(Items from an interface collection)
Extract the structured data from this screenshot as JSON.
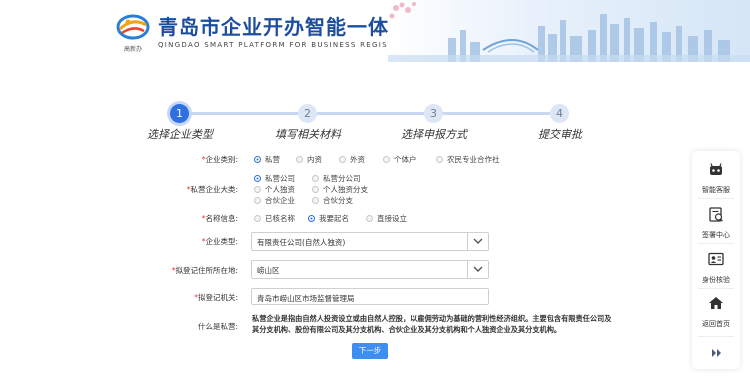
{
  "header": {
    "title": "青岛市企业开办智能一体化平台",
    "subtitle": "QINGDAO SMART PLATFORM FOR BUSINESS REGISTRATION",
    "logo_caption": "高新办"
  },
  "steps": [
    {
      "number": "1",
      "label": "选择企业类型",
      "active": true
    },
    {
      "number": "2",
      "label": "填写相关材料",
      "active": false
    },
    {
      "number": "3",
      "label": "选择申报方式",
      "active": false
    },
    {
      "number": "4",
      "label": "提交审批",
      "active": false
    }
  ],
  "form": {
    "enterprise_category": {
      "label": "企业类别:",
      "options": [
        "私营",
        "内资",
        "外资",
        "个体户",
        "农民专业合作社"
      ],
      "selected": "私营"
    },
    "private_category": {
      "label": "私营企业大类:",
      "options": [
        "私营公司",
        "私营分公司",
        "个人独资",
        "个人独资分支",
        "合伙企业",
        "合伙分支"
      ],
      "selected": "私营公司"
    },
    "name_info": {
      "label": "名称信息:",
      "options": [
        "已核名称",
        "我要起名",
        "直接设立"
      ],
      "selected": "我要起名"
    },
    "enterprise_type": {
      "label": "企业类型:",
      "value": "有限责任公司(自然人独资)"
    },
    "registration_location": {
      "label": "拟登记住所所在地:",
      "value": "崂山区"
    },
    "registration_authority": {
      "label": "拟登记机关:",
      "value": "青岛市崂山区市场监督管理局"
    },
    "what_is_private": {
      "label": "什么是私营:",
      "text": "私营企业是指由自然人投资设立或由自然人控股，以雇佣劳动为基础的营利性经济组织。主要包含有限责任公司及其分支机构、股份有限公司及其分支机构、合伙企业及其分支机构和个人独资企业及其分支机构。"
    },
    "next_button": "下一步"
  },
  "side_panel": {
    "items": [
      {
        "label": "智能客服",
        "icon": "robot-icon"
      },
      {
        "label": "签署中心",
        "icon": "sign-icon"
      },
      {
        "label": "身份核验",
        "icon": "id-card-icon"
      },
      {
        "label": "返回首页",
        "icon": "home-icon"
      }
    ],
    "collapse_icon": "double-chevron-right-icon"
  },
  "colors": {
    "brand_blue": "#1d4e9e",
    "accent": "#2f6fe0",
    "button": "#3d8ef0",
    "required": "#e33333"
  }
}
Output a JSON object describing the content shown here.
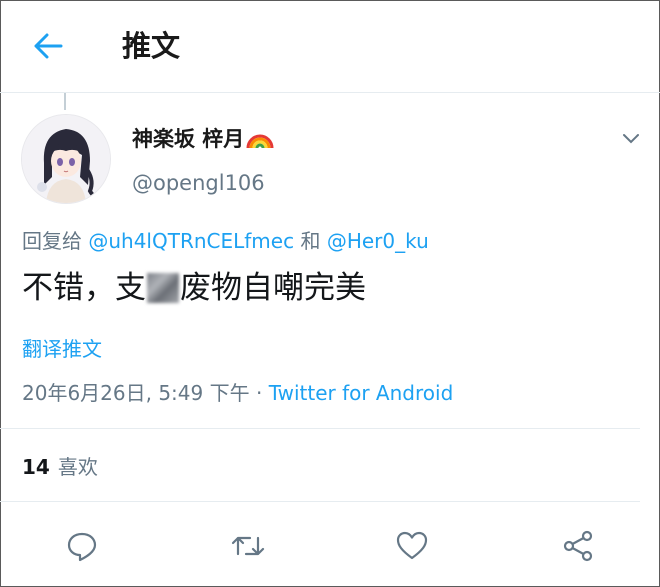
{
  "header": {
    "title": "推文",
    "back_icon": "arrow-left-icon",
    "accent_color": "#1da1f2"
  },
  "tweet": {
    "display_name": "神楽坂 梓月",
    "name_emoji_icon": "rainbow-icon",
    "handle": "@opengl106",
    "reply_prefix": "回复给",
    "reply_mention_1": "@uh4lQTRnCELfmec",
    "reply_joiner": "和",
    "reply_mention_2": "@Her0_ku",
    "text_before": "不错，支",
    "text_after": "废物自嘲完美",
    "translate_label": "翻译推文",
    "timestamp": "20年6月26日, 5:49 下午",
    "separator": "·",
    "source": "Twitter for Android",
    "likes_count": "14",
    "likes_label": "喜欢"
  },
  "actions": {
    "reply_icon": "comment-icon",
    "retweet_icon": "retweet-icon",
    "like_icon": "heart-icon",
    "share_icon": "share-icon"
  }
}
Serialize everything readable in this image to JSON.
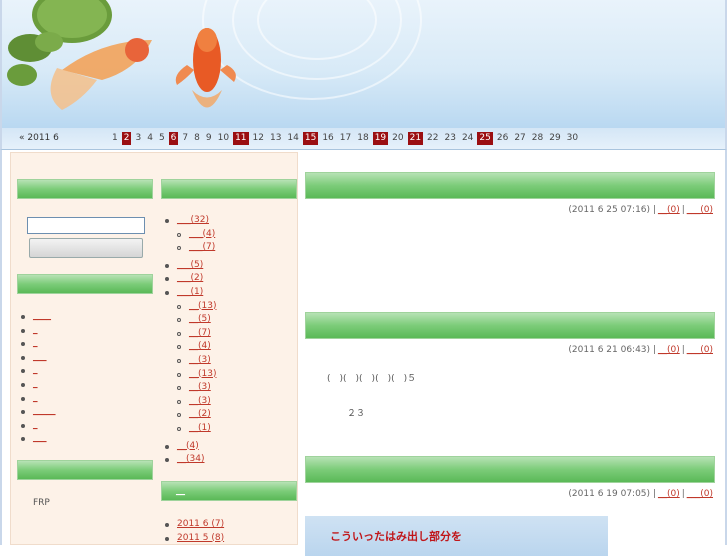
{
  "calendar": {
    "month_label": "« 2011 6",
    "days": [
      {
        "n": "1",
        "hl": false
      },
      {
        "n": "2",
        "hl": true
      },
      {
        "n": "3",
        "hl": false
      },
      {
        "n": "4",
        "hl": false
      },
      {
        "n": "5",
        "hl": false
      },
      {
        "n": "6",
        "hl": true
      },
      {
        "n": "7",
        "hl": false
      },
      {
        "n": "8",
        "hl": false
      },
      {
        "n": "9",
        "hl": false
      },
      {
        "n": "10",
        "hl": false
      },
      {
        "n": "11",
        "hl": true
      },
      {
        "n": "12",
        "hl": false
      },
      {
        "n": "13",
        "hl": false
      },
      {
        "n": "14",
        "hl": false
      },
      {
        "n": "15",
        "hl": true
      },
      {
        "n": "16",
        "hl": false
      },
      {
        "n": "17",
        "hl": false
      },
      {
        "n": "18",
        "hl": false
      },
      {
        "n": "19",
        "hl": true
      },
      {
        "n": "20",
        "hl": false
      },
      {
        "n": "21",
        "hl": true
      },
      {
        "n": "22",
        "hl": false
      },
      {
        "n": "23",
        "hl": false
      },
      {
        "n": "24",
        "hl": false
      },
      {
        "n": "25",
        "hl": true
      },
      {
        "n": "26",
        "hl": false
      },
      {
        "n": "27",
        "hl": false
      },
      {
        "n": "28",
        "hl": false
      },
      {
        "n": "29",
        "hl": false
      },
      {
        "n": "30",
        "hl": false
      }
    ]
  },
  "sidebar_left": {
    "link_items": [
      "____",
      "_",
      "_",
      "___",
      "_",
      "_",
      "_",
      "_____",
      "_",
      "___"
    ],
    "frp_text": "FRP"
  },
  "sidebar_right": {
    "categories": [
      {
        "label": "___(32)",
        "level": 0
      },
      {
        "label": "___(4)",
        "level": 1
      },
      {
        "label": "___(7)",
        "level": 1
      },
      {
        "label": "___(5)",
        "level": 0
      },
      {
        "label": "___(2)",
        "level": 0
      },
      {
        "label": "___(1)",
        "level": 0
      },
      {
        "label": "__(13)",
        "level": 1
      },
      {
        "label": "__(5)",
        "level": 1
      },
      {
        "label": "__(7)",
        "level": 1
      },
      {
        "label": "__(4)",
        "level": 1
      },
      {
        "label": "__(3)",
        "level": 1
      },
      {
        "label": "__(13)",
        "level": 1
      },
      {
        "label": "__(3)",
        "level": 1
      },
      {
        "label": "__(3)",
        "level": 1
      },
      {
        "label": "__(2)",
        "level": 1
      },
      {
        "label": "__(1)",
        "level": 1
      },
      {
        "label": "__(4)",
        "level": 0
      },
      {
        "label": "__(34)",
        "level": 0
      }
    ],
    "archive_header": "__",
    "archives": [
      "2011 6 (7)",
      "2011 5 (8)"
    ]
  },
  "posts": [
    {
      "meta": "(2011 6 25  07:16) |",
      "link1": "__(0)",
      "link2": "___(0)",
      "body_lines": []
    },
    {
      "meta": "(2011 6 21  06:43) |",
      "link1": "__(0)",
      "link2": "___(0)",
      "body_lines": [
        "(　)(　)(　)(　)(　)５",
        "２３"
      ]
    },
    {
      "meta": "(2011 6 19  07:05) |",
      "link1": "__(0)",
      "link2": "___(0)",
      "body_lines": []
    }
  ],
  "bubble_text": "こういったはみ出し部分を"
}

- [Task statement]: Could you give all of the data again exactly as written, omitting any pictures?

- [Solution]:
Extract the structured data from this screenshot as JSON.
{
  "header": {
    "title": "青岛市企业开办智能一体化平台",
    "subtitle": "QINGDAO SMART PLATFORM FOR BUSINESS REGISTRATION",
    "logo_caption": "高新办"
  },
  "steps": [
    {
      "number": "1",
      "label": "选择企业类型",
      "active": true
    },
    {
      "number": "2",
      "label": "填写相关材料",
      "active": false
    },
    {
      "number": "3",
      "label": "选择申报方式",
      "active": false
    },
    {
      "number": "4",
      "label": "提交审批",
      "active": false
    }
  ],
  "form": {
    "enterprise_category": {
      "label": "企业类别:",
      "options": [
        "私营",
        "内资",
        "外资",
        "个体户",
        "农民专业合作社"
      ],
      "selected": "私营"
    },
    "private_category": {
      "label": "私营企业大类:",
      "options": [
        "私营公司",
        "私营分公司",
        "个人独资",
        "个人独资分支",
        "合伙企业",
        "合伙分支"
      ],
      "selected": "私营公司"
    },
    "name_info": {
      "label": "名称信息:",
      "options": [
        "已核名称",
        "我要起名",
        "直接设立"
      ],
      "selected": "我要起名"
    },
    "enterprise_type": {
      "label": "企业类型:",
      "value": "有限责任公司(自然人独资)"
    },
    "registration_location": {
      "label": "拟登记住所所在地:",
      "value": "崂山区"
    },
    "registration_authority": {
      "label": "拟登记机关:",
      "value": "青岛市崂山区市场监督管理局"
    },
    "what_is_private": {
      "label": "什么是私营:",
      "text": "私营企业是指由自然人投资设立或由自然人控股，以雇佣劳动为基础的营利性经济组织。主要包含有限责任公司及其分支机构、股份有限公司及其分支机构、合伙企业及其分支机构和个人独资企业及其分支机构。"
    },
    "next_button": "下一步"
  },
  "side_panel": {
    "items": [
      {
        "label": "智能客服",
        "icon": "robot-icon"
      },
      {
        "label": "签署中心",
        "icon": "sign-icon"
      },
      {
        "label": "身份核验",
        "icon": "id-card-icon"
      },
      {
        "label": "返回首页",
        "icon": "home-icon"
      }
    ],
    "collapse_icon": "double-chevron-right-icon"
  },
  "colors": {
    "brand_blue": "#1d4e9e",
    "accent": "#2f6fe0",
    "button": "#3d8ef0",
    "required": "#e33333"
  }
}
Output a JSON object describing the content shown here.
{
  "header": {
    "title": "推文",
    "back_icon": "arrow-left-icon",
    "accent_color": "#1da1f2"
  },
  "tweet": {
    "display_name": "神楽坂 梓月",
    "name_emoji_icon": "rainbow-icon",
    "handle": "@opengl106",
    "reply_prefix": "回复给",
    "reply_mention_1": "@uh4lQTRnCELfmec",
    "reply_joiner": "和",
    "reply_mention_2": "@Her0_ku",
    "text_before": "不错，支",
    "text_after": "废物自嘲完美",
    "translate_label": "翻译推文",
    "timestamp": "20年6月26日, 5:49 下午",
    "separator": "·",
    "source": "Twitter for Android",
    "likes_count": "14",
    "likes_label": "喜欢"
  },
  "actions": {
    "reply_icon": "comment-icon",
    "retweet_icon": "retweet-icon",
    "like_icon": "heart-icon",
    "share_icon": "share-icon"
  }
}
Serialize everything readable in this image to JSON.
{
  "calendar": {
    "month_label": "« 2011 6",
    "days": [
      {
        "n": "1",
        "hl": false
      },
      {
        "n": "2",
        "hl": true
      },
      {
        "n": "3",
        "hl": false
      },
      {
        "n": "4",
        "hl": false
      },
      {
        "n": "5",
        "hl": false
      },
      {
        "n": "6",
        "hl": true
      },
      {
        "n": "7",
        "hl": false
      },
      {
        "n": "8",
        "hl": false
      },
      {
        "n": "9",
        "hl": false
      },
      {
        "n": "10",
        "hl": false
      },
      {
        "n": "11",
        "hl": true
      },
      {
        "n": "12",
        "hl": false
      },
      {
        "n": "13",
        "hl": false
      },
      {
        "n": "14",
        "hl": false
      },
      {
        "n": "15",
        "hl": true
      },
      {
        "n": "16",
        "hl": false
      },
      {
        "n": "17",
        "hl": false
      },
      {
        "n": "18",
        "hl": false
      },
      {
        "n": "19",
        "hl": true
      },
      {
        "n": "20",
        "hl": false
      },
      {
        "n": "21",
        "hl": true
      },
      {
        "n": "22",
        "hl": false
      },
      {
        "n": "23",
        "hl": false
      },
      {
        "n": "24",
        "hl": false
      },
      {
        "n": "25",
        "hl": true
      },
      {
        "n": "26",
        "hl": false
      },
      {
        "n": "27",
        "hl": false
      },
      {
        "n": "28",
        "hl": false
      },
      {
        "n": "29",
        "hl": false
      },
      {
        "n": "30",
        "hl": false
      }
    ]
  },
  "sidebar_left": {
    "link_items": [
      "____",
      "_",
      "_",
      "___",
      "_",
      "_",
      "_",
      "_____",
      "_",
      "___"
    ],
    "frp_text": "FRP"
  },
  "sidebar_right": {
    "categories": [
      {
        "label": "___(32)",
        "level": 0
      },
      {
        "label": "___(4)",
        "level": 1
      },
      {
        "label": "___(7)",
        "level": 1
      },
      {
        "label": "___(5)",
        "level": 0
      },
      {
        "label": "___(2)",
        "level": 0
      },
      {
        "label": "___(1)",
        "level": 0
      },
      {
        "label": "__(13)",
        "level": 1
      },
      {
        "label": "__(5)",
        "level": 1
      },
      {
        "label": "__(7)",
        "level": 1
      },
      {
        "label": "__(4)",
        "level": 1
      },
      {
        "label": "__(3)",
        "level": 1
      },
      {
        "label": "__(13)",
        "level": 1
      },
      {
        "label": "__(3)",
        "level": 1
      },
      {
        "label": "__(3)",
        "level": 1
      },
      {
        "label": "__(2)",
        "level": 1
      },
      {
        "label": "__(1)",
        "level": 1
      },
      {
        "label": "__(4)",
        "level": 0
      },
      {
        "label": "__(34)",
        "level": 0
      }
    ],
    "archive_header": "__",
    "archives": [
      "2011 6 (7)",
      "2011 5 (8)"
    ]
  },
  "posts": [
    {
      "meta": "(2011 6 25  07:16) |",
      "link1": "__(0)",
      "link2": "___(0)",
      "body_lines": []
    },
    {
      "meta": "(2011 6 21  06:43) |",
      "link1": "__(0)",
      "link2": "___(0)",
      "body_lines": [
        "(　)(　)(　)(　)(　)５",
        "２３"
      ]
    },
    {
      "meta": "(2011 6 19  07:05) |",
      "link1": "__(0)",
      "link2": "___(0)",
      "body_lines": []
    }
  ],
  "bubble_text": "こういったはみ出し部分を"
}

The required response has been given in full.